- _WHAT THE TASK REQUIRES_: Copy out the entries below precisely; nothing is to be omitted.

Data extracted from a collection
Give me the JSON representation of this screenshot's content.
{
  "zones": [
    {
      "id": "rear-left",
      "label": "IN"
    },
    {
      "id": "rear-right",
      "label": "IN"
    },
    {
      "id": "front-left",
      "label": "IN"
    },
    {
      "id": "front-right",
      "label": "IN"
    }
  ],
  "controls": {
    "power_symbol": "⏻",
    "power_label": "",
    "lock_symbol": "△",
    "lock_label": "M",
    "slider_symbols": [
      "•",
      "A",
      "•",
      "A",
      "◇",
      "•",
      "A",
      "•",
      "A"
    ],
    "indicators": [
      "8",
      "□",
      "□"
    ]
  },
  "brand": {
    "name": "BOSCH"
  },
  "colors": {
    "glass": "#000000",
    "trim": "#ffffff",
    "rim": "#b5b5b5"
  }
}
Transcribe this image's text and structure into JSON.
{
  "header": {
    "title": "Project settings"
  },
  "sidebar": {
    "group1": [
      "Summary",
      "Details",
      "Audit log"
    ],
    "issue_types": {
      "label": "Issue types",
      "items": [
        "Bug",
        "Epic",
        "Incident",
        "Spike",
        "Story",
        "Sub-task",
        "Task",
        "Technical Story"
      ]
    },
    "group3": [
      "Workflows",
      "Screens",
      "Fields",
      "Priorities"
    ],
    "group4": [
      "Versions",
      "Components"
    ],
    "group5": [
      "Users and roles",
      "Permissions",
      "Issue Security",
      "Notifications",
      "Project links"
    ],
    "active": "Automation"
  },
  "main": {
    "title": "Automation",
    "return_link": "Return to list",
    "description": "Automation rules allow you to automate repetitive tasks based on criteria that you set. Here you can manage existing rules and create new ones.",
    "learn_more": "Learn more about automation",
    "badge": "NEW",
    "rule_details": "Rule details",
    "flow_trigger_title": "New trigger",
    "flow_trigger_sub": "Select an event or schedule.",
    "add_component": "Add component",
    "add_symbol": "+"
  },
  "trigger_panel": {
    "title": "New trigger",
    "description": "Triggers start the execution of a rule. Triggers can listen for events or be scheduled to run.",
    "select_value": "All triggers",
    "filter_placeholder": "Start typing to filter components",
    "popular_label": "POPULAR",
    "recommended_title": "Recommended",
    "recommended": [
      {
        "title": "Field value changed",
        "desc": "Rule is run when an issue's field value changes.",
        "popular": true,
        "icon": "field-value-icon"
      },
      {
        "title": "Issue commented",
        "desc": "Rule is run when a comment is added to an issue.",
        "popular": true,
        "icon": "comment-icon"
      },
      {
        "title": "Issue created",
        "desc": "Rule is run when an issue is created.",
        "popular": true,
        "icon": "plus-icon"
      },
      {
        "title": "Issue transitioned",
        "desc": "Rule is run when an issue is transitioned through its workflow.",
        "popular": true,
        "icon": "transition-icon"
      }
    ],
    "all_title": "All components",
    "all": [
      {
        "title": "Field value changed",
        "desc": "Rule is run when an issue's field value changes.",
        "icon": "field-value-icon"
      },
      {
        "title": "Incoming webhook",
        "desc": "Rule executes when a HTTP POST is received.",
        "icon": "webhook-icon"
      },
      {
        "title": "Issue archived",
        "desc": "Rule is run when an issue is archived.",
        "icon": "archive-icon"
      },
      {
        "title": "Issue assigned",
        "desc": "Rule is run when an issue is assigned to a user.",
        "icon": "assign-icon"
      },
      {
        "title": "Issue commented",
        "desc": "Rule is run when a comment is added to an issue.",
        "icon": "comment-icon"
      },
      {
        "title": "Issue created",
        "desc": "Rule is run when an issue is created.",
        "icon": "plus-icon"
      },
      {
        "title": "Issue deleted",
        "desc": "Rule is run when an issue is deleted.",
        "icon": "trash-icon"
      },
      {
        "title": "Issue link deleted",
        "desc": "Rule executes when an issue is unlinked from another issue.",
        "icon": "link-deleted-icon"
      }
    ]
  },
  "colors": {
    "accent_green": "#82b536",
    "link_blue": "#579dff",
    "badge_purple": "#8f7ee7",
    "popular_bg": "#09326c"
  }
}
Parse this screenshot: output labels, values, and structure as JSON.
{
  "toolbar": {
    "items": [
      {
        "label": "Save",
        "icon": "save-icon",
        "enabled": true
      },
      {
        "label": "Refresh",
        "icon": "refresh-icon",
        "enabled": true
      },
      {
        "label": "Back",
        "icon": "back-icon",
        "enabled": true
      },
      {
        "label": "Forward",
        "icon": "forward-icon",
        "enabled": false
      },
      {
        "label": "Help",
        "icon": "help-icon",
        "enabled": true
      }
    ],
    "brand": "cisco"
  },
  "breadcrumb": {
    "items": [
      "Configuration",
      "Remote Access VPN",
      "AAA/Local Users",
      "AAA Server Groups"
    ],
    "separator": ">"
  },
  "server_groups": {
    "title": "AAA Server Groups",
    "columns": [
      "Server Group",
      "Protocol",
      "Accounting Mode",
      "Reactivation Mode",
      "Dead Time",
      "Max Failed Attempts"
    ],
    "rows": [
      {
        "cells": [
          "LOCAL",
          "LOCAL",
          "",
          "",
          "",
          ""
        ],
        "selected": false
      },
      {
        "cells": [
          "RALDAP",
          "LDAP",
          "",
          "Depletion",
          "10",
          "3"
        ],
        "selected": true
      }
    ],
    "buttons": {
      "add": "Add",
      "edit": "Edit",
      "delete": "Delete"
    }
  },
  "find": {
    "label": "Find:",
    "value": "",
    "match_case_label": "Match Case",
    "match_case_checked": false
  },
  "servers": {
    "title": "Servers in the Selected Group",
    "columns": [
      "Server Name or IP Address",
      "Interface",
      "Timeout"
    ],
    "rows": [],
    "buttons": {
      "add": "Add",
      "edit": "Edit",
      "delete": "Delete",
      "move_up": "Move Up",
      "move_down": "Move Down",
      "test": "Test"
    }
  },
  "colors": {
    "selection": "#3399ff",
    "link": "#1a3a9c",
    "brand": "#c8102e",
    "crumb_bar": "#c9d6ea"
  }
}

- _TASK OUTPUT_:
Give me the JSON representation of this screenshot's content.
{
  "zones": [
    {
      "id": "rear-left",
      "label": "IN"
    },
    {
      "id": "rear-right",
      "label": "IN"
    },
    {
      "id": "front-left",
      "label": "IN"
    },
    {
      "id": "front-right",
      "label": "IN"
    }
  ],
  "controls": {
    "power_symbol": "⏻",
    "power_label": "",
    "lock_symbol": "△",
    "lock_label": "M",
    "slider_symbols": [
      "•",
      "A",
      "•",
      "A",
      "◇",
      "•",
      "A",
      "•",
      "A"
    ],
    "indicators": [
      "8",
      "□",
      "□"
    ]
  },
  "brand": {
    "name": "BOSCH"
  },
  "colors": {
    "glass": "#000000",
    "trim": "#ffffff",
    "rim": "#b5b5b5"
  }
}
Transcribe this image's text and structure into JSON.
{
  "header": {
    "title": "Project settings"
  },
  "sidebar": {
    "group1": [
      "Summary",
      "Details",
      "Audit log"
    ],
    "issue_types": {
      "label": "Issue types",
      "items": [
        "Bug",
        "Epic",
        "Incident",
        "Spike",
        "Story",
        "Sub-task",
        "Task",
        "Technical Story"
      ]
    },
    "group3": [
      "Workflows",
      "Screens",
      "Fields",
      "Priorities"
    ],
    "group4": [
      "Versions",
      "Components"
    ],
    "group5": [
      "Users and roles",
      "Permissions",
      "Issue Security",
      "Notifications",
      "Project links"
    ],
    "active": "Automation"
  },
  "main": {
    "title": "Automation",
    "return_link": "Return to list",
    "description": "Automation rules allow you to automate repetitive tasks based on criteria that you set. Here you can manage existing rules and create new ones.",
    "learn_more": "Learn more about automation",
    "badge": "NEW",
    "rule_details": "Rule details",
    "flow_trigger_title": "New trigger",
    "flow_trigger_sub": "Select an event or schedule.",
    "add_component": "Add component",
    "add_symbol": "+"
  },
  "trigger_panel": {
    "title": "New trigger",
    "description": "Triggers start the execution of a rule. Triggers can listen for events or be scheduled to run.",
    "select_value": "All triggers",
    "filter_placeholder": "Start typing to filter components",
    "popular_label": "POPULAR",
    "recommended_title": "Recommended",
    "recommended": [
      {
        "title": "Field value changed",
        "desc": "Rule is run when an issue's field value changes.",
        "popular": true,
        "icon": "field-value-icon"
      },
      {
        "title": "Issue commented",
        "desc": "Rule is run when a comment is added to an issue.",
        "popular": true,
        "icon": "comment-icon"
      },
      {
        "title": "Issue created",
        "desc": "Rule is run when an issue is created.",
        "popular": true,
        "icon": "plus-icon"
      },
      {
        "title": "Issue transitioned",
        "desc": "Rule is run when an issue is transitioned through its workflow.",
        "popular": true,
        "icon": "transition-icon"
      }
    ],
    "all_title": "All components",
    "all": [
      {
        "title": "Field value changed",
        "desc": "Rule is run when an issue's field value changes.",
        "icon": "field-value-icon"
      },
      {
        "title": "Incoming webhook",
        "desc": "Rule executes when a HTTP POST is received.",
        "icon": "webhook-icon"
      },
      {
        "title": "Issue archived",
        "desc": "Rule is run when an issue is archived.",
        "icon": "archive-icon"
      },
      {
        "title": "Issue assigned",
        "desc": "Rule is run when an issue is assigned to a user.",
        "icon": "assign-icon"
      },
      {
        "title": "Issue commented",
        "desc": "Rule is run when a comment is added to an issue.",
        "icon": "comment-icon"
      },
      {
        "title": "Issue created",
        "desc": "Rule is run when an issue is created.",
        "icon": "plus-icon"
      },
      {
        "title": "Issue deleted",
        "desc": "Rule is run when an issue is deleted.",
        "icon": "trash-icon"
      },
      {
        "title": "Issue link deleted",
        "desc": "Rule executes when an issue is unlinked from another issue.",
        "icon": "link-deleted-icon"
      }
    ]
  },
  "colors": {
    "accent_green": "#82b536",
    "link_blue": "#579dff",
    "badge_purple": "#8f7ee7",
    "popular_bg": "#09326c"
  }
}
Parse this screenshot: output labels, values, and structure as JSON.
{
  "toolbar": {
    "items": [
      {
        "label": "Save",
        "icon": "save-icon",
        "enabled": true
      },
      {
        "label": "Refresh",
        "icon": "refresh-icon",
        "enabled": true
      },
      {
        "label": "Back",
        "icon": "back-icon",
        "enabled": true
      },
      {
        "label": "Forward",
        "icon": "forward-icon",
        "enabled": false
      },
      {
        "label": "Help",
        "icon": "help-icon",
        "enabled": true
      }
    ],
    "brand": "cisco"
  },
  "breadcrumb": {
    "items": [
      "Configuration",
      "Remote Access VPN",
      "AAA/Local Users",
      "AAA Server Groups"
    ],
    "separator": ">"
  },
  "server_groups": {
    "title": "AAA Server Groups",
    "columns": [
      "Server Group",
      "Protocol",
      "Accounting Mode",
      "Reactivation Mode",
      "Dead Time",
      "Max Failed Attempts"
    ],
    "rows": [
      {
        "cells": [
          "LOCAL",
          "LOCAL",
          "",
          "",
          "",
          ""
        ],
        "selected": false
      },
      {
        "cells": [
          "RALDAP",
          "LDAP",
          "",
          "Depletion",
          "10",
          "3"
        ],
        "selected": true
      }
    ],
    "buttons": {
      "add": "Add",
      "edit": "Edit",
      "delete": "Delete"
    }
  },
  "find": {
    "label": "Find:",
    "value": "",
    "match_case_label": "Match Case",
    "match_case_checked": false
  },
  "servers": {
    "title": "Servers in the Selected Group",
    "columns": [
      "Server Name or IP Address",
      "Interface",
      "Timeout"
    ],
    "rows": [],
    "buttons": {
      "add": "Add",
      "edit": "Edit",
      "delete": "Delete",
      "move_up": "Move Up",
      "move_down": "Move Down",
      "test": "Test"
    }
  },
  "colors": {
    "selection": "#3399ff",
    "link": "#1a3a9c",
    "brand": "#c8102e",
    "crumb_bar": "#c9d6ea"
  }
}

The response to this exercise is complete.